Now, Newton has morphed into a 25-year-old top NFL quarterback with the Carolina Panthers and a dashing cologne spokesman. “Life is like a spiral step,” he begins. “Some people look at a spiral step [and just see the step], but I’m looking at it in a different way. Like, even though you’re constantly going up, you’re going around in circles. Most of the time you’re getting dizzy, and those dizzy times... those were the weary parts of my life.”

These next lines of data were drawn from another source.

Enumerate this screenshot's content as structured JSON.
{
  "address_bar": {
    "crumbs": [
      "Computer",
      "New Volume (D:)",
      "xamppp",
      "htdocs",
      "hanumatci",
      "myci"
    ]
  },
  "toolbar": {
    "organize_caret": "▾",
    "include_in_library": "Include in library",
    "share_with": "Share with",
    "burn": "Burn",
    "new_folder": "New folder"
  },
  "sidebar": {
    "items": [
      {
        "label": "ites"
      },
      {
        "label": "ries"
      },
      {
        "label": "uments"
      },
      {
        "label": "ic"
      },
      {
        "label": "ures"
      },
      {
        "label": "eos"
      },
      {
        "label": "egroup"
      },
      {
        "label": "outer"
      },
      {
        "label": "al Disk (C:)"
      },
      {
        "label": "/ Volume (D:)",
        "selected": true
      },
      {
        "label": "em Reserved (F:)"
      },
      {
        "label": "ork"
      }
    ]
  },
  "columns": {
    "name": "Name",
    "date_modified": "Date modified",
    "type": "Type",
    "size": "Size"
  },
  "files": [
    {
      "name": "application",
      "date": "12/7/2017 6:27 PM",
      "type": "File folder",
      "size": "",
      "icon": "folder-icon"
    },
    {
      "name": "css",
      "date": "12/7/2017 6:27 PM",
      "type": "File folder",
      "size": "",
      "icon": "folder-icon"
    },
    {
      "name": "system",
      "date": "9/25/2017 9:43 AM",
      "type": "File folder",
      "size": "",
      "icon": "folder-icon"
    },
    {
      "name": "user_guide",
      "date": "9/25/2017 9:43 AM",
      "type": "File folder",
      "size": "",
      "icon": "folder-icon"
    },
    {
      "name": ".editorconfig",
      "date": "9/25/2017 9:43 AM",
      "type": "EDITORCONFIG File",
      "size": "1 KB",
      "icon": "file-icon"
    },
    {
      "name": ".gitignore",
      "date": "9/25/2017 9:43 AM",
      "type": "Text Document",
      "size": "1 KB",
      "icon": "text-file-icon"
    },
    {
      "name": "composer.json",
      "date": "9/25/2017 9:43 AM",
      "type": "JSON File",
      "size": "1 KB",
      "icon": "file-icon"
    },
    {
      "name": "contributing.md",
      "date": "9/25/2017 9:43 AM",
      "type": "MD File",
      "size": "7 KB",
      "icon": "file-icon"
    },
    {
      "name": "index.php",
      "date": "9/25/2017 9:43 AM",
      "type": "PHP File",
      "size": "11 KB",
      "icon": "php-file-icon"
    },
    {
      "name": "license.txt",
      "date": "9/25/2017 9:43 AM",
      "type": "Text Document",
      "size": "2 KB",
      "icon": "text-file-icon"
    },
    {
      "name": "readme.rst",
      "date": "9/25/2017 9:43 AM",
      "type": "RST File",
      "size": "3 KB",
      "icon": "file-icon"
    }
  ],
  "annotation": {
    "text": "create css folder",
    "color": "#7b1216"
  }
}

Things are looking up—Newton has inked deals with Gatorade and Under Armour, in addition to landing the role of fragrance pitchman for Guy Laroche Paris. Anyone more than 30 years of age remembers Drakkar Noir, the decade-long No. 1 men’s fragrance, which was launched in 1982 and worn by one out of two men. Unfortunately, over time the legendary brand became a bit stale, and the cologne du jour of the ’80s slowly became a scent reserved for dads. This month, Drakkar Noir will have a hip, modernized son called Drakkar Essence, which L’Oréal is hoping Newton will help skyrocket to rarified air like its predecessor, and it’s a responsibility the standout quarterback relishes. “I remember looking at the ads with Dale Earnhardt Jr. and so many athletes and figures that have represented this brand, and all of them share the same thing: Each is the smart guy—the guy who needs no introduction.” There are familiar hints of Noir, but Essence is smoother, less pungent, with top notes of crisp grapefruit, followed by spicy sage, lavender, wood, tonka bean and musk.

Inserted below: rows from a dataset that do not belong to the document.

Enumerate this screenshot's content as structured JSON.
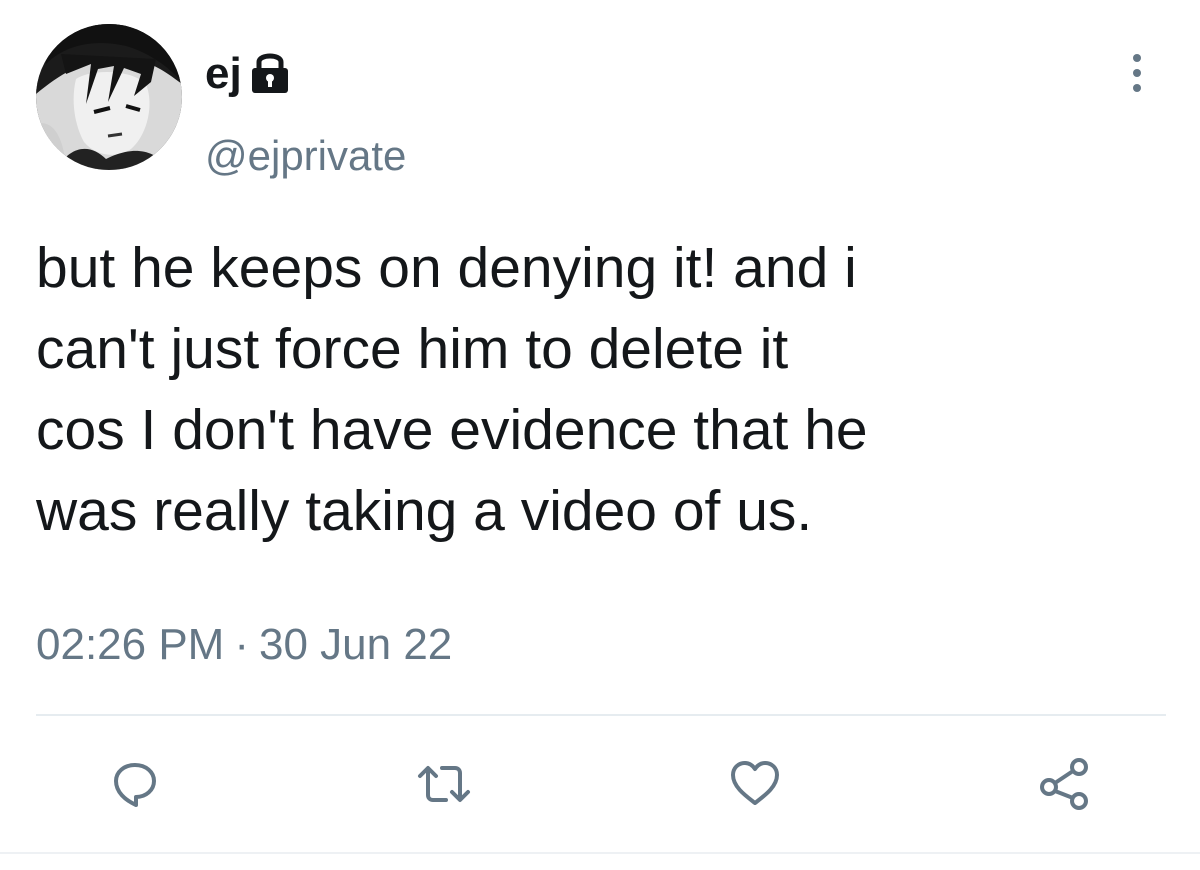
{
  "user": {
    "display_name": "ej",
    "handle": "@ejprivate",
    "avatar_icon": "anime-avatar",
    "protected_icon": "lock-icon"
  },
  "tweet": {
    "text": "but he keeps on denying it! and i\ncan't just force him to delete it\ncos I don't have evidence that he\nwas really taking a video of us.",
    "time": "02:26 PM",
    "separator": "·",
    "date": "30 Jun 22"
  },
  "actions": [
    {
      "name": "reply",
      "icon": "reply-icon"
    },
    {
      "name": "retweet",
      "icon": "retweet-icon"
    },
    {
      "name": "like",
      "icon": "heart-icon"
    },
    {
      "name": "share",
      "icon": "share-icon"
    }
  ],
  "colors": {
    "text": "#14171a",
    "secondary": "#657786",
    "divider": "#e6ecf0"
  }
}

“With this, you’ve got your grown man on,” boasts Newton. “You can’t wear it with sweatpants or a jogging suit. You’re trying to impress [someone].” Essence aims to capture strength, masculinity, the power of the athlete and self-confidence, all of which, especially the latter, Newton certainly embodies. “It’s about overall self-esteem. I feel like I’m a person that’s well put-together. I want someone to see me and say, ‘What’s that all about?’”
Today’s new-and-improved Newton is all about charity too. Never forgetting his roots, his eponymous Cam Newton Foundation benefits several Southeastern communities. The organization works to enhance the lives of young people through physical fitness and health education, as well as emphasizing emotional wellness and school as a priority. The CNF recently held high school football tournaments where 40 teams participated, and Newton showed up for all of them to interact with players, coaches and crowds.

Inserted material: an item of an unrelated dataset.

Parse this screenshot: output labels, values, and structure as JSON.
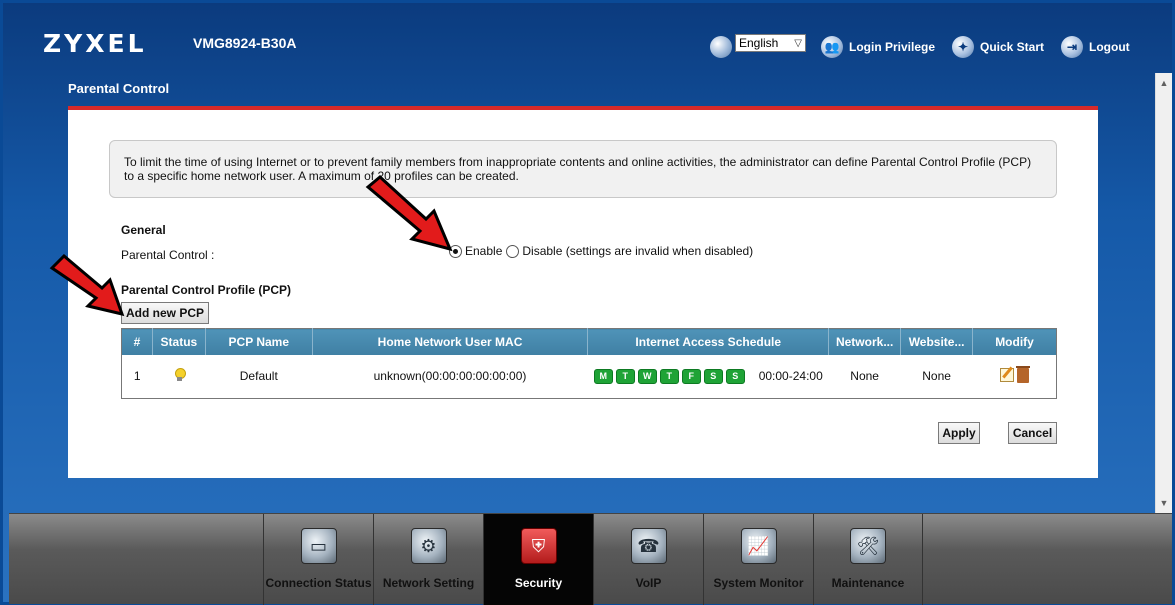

It seems the star quarterback, famous for his Superman end zone dance, has overcome various obstacles (much like the superhero he emulates after each touchdown) and has evolved into a budding sartorialist, philanthropist and fragrance spokesman with ease. Chicagoans can make their own judgment when the Panthers play the Bears on Oct. 5—especially since Newton is being led by Head Coach Ron Rivera, who was once a beloved Chicago Bears player and coach himself. “It’s all about appearance: different levels, layers of appearance. Not just what you see,” he says. And for the young man out there who wants to smell like a superstar athlete, Newton puts it best: “The common goal is to look good. Something as simple as a good scent or a nice outfit can take you a long way.” And in Newton’s case, it has. Drakkar Essence, $48-$68, at Macy’s